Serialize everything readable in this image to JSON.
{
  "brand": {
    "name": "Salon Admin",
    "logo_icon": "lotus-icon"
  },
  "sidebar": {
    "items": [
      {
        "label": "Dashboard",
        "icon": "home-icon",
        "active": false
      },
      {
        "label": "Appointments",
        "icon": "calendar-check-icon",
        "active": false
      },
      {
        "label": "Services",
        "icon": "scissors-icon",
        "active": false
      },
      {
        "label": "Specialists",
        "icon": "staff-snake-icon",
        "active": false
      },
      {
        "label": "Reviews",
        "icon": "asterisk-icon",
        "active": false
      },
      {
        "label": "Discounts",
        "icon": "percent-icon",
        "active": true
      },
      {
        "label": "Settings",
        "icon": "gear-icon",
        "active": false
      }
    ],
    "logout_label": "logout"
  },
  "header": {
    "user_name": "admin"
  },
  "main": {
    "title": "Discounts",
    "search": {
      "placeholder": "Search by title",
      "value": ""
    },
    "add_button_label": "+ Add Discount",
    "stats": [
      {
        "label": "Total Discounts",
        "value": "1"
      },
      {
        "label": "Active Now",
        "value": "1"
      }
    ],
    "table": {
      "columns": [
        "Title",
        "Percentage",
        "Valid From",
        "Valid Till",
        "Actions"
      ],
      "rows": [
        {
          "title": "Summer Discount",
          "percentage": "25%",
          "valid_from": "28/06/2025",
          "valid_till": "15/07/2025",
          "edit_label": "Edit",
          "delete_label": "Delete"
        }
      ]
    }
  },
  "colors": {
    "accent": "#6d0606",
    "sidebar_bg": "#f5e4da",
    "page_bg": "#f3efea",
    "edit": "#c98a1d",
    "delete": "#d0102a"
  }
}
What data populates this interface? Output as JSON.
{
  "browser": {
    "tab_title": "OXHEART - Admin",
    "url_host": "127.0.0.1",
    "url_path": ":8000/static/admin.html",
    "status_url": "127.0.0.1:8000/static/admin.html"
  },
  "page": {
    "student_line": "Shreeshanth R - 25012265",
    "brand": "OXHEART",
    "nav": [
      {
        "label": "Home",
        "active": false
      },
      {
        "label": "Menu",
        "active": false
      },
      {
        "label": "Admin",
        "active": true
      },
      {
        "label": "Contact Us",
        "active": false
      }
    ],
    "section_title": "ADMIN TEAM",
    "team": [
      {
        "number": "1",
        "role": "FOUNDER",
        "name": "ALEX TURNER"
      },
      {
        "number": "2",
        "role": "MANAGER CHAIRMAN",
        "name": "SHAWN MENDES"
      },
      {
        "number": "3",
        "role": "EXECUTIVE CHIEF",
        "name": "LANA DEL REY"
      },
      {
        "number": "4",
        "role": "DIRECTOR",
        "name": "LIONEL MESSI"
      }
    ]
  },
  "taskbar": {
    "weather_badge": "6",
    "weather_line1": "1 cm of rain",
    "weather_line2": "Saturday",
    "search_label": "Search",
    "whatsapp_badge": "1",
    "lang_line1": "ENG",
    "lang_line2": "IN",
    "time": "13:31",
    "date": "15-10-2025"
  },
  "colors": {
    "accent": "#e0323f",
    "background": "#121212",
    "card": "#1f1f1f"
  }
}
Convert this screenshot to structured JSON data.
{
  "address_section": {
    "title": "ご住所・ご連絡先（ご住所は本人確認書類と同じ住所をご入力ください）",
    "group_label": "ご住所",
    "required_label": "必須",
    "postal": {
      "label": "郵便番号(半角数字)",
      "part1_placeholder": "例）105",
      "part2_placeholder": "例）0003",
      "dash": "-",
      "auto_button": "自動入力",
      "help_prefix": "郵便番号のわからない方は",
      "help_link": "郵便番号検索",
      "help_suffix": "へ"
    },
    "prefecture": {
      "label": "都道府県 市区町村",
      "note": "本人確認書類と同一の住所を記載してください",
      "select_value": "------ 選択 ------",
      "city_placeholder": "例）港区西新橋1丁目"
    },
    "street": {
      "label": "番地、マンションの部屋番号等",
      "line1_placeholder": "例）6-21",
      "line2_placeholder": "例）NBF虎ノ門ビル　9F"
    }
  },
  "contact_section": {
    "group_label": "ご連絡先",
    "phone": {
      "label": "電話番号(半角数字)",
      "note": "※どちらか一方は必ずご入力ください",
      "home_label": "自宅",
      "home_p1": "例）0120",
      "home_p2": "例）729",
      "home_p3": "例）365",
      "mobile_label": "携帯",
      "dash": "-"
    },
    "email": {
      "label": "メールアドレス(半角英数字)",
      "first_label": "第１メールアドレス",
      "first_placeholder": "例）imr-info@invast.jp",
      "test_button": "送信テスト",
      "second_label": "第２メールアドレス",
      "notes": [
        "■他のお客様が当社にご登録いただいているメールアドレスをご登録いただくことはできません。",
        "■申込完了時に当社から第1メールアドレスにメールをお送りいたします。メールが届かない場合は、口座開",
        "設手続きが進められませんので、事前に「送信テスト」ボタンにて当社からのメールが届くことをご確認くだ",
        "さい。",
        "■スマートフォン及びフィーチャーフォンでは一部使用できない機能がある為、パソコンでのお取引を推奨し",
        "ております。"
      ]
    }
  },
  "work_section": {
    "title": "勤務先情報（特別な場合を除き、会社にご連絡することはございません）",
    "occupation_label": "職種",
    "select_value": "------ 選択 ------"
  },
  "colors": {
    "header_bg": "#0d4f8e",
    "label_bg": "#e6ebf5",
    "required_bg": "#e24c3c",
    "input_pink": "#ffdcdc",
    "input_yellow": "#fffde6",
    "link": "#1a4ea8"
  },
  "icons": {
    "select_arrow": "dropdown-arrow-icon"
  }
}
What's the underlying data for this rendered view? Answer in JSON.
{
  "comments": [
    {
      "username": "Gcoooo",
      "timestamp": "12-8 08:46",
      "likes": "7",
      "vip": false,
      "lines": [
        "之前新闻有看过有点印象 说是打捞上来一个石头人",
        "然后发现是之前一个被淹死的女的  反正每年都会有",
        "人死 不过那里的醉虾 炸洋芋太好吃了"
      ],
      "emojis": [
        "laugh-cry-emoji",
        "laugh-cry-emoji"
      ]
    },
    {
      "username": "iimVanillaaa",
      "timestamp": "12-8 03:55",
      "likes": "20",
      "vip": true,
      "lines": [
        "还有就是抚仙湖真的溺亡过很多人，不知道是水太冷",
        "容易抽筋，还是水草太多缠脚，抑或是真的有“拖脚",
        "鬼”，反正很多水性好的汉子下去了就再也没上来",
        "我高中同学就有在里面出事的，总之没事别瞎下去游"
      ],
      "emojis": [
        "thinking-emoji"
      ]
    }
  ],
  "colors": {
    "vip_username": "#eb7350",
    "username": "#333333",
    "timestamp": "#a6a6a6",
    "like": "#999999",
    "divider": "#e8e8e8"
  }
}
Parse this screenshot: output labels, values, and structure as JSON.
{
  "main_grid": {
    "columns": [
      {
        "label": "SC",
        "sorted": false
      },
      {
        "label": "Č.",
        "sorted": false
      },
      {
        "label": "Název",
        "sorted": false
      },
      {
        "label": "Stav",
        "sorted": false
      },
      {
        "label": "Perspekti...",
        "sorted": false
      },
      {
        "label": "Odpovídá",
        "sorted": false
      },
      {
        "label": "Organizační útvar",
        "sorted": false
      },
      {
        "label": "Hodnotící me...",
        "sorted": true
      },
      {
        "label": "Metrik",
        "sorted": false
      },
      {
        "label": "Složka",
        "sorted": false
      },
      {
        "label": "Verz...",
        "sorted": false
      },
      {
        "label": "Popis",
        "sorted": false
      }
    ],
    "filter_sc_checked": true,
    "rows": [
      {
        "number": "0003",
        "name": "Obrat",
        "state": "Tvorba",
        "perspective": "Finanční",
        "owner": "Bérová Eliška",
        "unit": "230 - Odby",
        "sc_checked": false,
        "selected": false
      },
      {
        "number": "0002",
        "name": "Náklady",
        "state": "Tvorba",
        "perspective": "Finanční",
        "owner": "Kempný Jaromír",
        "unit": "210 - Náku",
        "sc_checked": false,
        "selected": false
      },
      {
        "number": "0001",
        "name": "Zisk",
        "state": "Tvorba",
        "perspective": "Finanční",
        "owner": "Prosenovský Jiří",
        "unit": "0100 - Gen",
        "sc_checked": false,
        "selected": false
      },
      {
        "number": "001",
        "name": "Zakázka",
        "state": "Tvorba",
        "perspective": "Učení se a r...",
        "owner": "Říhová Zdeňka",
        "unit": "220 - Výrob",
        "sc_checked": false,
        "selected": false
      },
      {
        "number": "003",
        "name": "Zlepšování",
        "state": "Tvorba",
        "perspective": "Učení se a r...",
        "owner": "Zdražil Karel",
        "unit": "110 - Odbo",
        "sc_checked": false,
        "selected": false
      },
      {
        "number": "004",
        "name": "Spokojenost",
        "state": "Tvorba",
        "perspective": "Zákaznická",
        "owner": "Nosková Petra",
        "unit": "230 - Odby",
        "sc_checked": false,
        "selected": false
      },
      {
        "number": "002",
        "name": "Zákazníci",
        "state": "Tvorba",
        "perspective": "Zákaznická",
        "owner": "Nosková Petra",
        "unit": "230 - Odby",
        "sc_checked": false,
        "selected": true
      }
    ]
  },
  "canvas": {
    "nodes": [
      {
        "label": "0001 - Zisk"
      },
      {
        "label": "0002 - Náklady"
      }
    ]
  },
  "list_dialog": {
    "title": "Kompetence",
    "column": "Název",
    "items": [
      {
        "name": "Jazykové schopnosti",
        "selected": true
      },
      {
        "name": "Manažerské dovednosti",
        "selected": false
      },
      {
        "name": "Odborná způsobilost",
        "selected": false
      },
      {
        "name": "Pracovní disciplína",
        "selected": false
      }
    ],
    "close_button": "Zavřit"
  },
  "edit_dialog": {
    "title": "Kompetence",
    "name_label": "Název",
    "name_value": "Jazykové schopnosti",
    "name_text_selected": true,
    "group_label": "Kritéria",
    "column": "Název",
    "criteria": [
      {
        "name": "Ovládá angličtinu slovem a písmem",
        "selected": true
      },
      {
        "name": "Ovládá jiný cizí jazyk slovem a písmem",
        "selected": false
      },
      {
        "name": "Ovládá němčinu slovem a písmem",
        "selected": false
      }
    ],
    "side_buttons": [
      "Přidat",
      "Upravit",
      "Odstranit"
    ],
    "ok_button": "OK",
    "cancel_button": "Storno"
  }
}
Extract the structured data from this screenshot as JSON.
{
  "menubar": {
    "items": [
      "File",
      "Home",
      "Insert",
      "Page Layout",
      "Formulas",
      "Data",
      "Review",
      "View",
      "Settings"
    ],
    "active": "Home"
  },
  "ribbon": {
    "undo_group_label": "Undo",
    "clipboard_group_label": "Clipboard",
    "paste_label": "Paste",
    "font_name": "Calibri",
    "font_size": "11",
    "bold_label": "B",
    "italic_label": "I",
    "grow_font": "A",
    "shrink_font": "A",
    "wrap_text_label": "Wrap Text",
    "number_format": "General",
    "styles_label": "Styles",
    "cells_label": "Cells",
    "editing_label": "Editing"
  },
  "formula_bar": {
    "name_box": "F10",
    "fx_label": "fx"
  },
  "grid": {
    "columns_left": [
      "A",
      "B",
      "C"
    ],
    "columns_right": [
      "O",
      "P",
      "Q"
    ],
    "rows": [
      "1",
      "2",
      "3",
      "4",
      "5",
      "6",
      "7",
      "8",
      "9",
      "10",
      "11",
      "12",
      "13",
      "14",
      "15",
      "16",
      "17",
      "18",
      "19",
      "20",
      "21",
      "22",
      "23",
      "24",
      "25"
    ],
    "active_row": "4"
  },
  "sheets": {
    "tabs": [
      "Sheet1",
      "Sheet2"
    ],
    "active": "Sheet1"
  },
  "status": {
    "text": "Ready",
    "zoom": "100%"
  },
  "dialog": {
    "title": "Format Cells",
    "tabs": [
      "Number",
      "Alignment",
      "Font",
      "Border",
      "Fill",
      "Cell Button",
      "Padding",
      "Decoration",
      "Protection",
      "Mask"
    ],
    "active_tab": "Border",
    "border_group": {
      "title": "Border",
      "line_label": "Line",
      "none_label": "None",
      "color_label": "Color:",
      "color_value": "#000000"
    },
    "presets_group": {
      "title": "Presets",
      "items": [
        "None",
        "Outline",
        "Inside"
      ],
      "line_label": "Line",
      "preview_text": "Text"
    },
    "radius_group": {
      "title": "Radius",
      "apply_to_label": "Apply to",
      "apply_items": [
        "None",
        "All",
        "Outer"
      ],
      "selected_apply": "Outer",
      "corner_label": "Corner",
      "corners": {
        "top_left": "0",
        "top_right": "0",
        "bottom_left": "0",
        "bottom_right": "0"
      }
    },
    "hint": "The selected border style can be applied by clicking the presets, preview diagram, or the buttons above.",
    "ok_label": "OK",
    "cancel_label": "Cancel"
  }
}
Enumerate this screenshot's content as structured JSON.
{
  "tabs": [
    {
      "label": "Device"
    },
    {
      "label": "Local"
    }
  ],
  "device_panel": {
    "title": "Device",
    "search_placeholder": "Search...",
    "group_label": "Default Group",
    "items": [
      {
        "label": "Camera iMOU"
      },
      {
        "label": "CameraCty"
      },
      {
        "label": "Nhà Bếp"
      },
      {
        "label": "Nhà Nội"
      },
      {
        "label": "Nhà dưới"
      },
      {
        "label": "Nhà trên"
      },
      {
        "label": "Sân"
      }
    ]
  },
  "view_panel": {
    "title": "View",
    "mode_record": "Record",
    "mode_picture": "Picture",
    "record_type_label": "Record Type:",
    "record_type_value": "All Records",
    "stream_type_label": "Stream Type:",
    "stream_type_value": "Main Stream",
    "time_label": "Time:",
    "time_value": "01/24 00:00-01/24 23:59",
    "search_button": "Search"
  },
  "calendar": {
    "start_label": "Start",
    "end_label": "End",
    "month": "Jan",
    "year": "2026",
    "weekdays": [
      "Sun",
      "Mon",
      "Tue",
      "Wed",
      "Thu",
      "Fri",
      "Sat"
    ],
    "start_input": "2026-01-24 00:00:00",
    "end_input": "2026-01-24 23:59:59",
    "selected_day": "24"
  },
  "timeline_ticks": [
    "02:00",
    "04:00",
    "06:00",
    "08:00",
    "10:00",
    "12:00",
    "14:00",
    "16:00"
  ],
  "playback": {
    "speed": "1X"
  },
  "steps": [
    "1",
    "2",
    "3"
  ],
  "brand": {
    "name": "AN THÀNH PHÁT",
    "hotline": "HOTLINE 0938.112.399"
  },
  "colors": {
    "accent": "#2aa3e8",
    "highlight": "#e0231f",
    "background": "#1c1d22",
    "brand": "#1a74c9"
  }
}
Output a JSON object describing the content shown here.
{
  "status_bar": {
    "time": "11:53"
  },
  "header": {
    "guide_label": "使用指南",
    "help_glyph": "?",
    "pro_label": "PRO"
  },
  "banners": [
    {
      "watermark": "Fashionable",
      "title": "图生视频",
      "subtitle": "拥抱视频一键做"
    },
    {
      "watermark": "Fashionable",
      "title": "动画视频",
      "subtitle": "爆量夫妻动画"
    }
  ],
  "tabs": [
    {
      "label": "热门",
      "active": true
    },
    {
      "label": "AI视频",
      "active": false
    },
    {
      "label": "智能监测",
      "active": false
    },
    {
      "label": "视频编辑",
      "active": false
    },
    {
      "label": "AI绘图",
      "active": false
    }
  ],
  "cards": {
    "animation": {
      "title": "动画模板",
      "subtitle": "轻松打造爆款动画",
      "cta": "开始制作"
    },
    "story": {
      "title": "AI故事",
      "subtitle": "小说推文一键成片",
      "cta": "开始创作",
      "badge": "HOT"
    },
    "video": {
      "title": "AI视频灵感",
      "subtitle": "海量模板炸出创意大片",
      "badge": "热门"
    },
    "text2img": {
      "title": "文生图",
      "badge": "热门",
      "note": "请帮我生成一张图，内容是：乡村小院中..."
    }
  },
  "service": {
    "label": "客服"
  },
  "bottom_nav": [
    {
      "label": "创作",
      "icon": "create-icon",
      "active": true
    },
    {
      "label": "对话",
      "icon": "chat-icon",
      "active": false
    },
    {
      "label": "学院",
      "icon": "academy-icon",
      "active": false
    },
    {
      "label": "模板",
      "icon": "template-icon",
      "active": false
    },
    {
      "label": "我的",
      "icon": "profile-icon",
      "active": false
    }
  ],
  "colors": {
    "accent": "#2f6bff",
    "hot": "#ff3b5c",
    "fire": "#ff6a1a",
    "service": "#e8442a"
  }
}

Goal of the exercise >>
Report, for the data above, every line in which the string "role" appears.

Response area >>
        "role": "FOUNDER",
        "role": "MANAGER CHAIRMAN",
        "role": "EXECUTIVE CHIEF",
        "role": "DIRECTOR",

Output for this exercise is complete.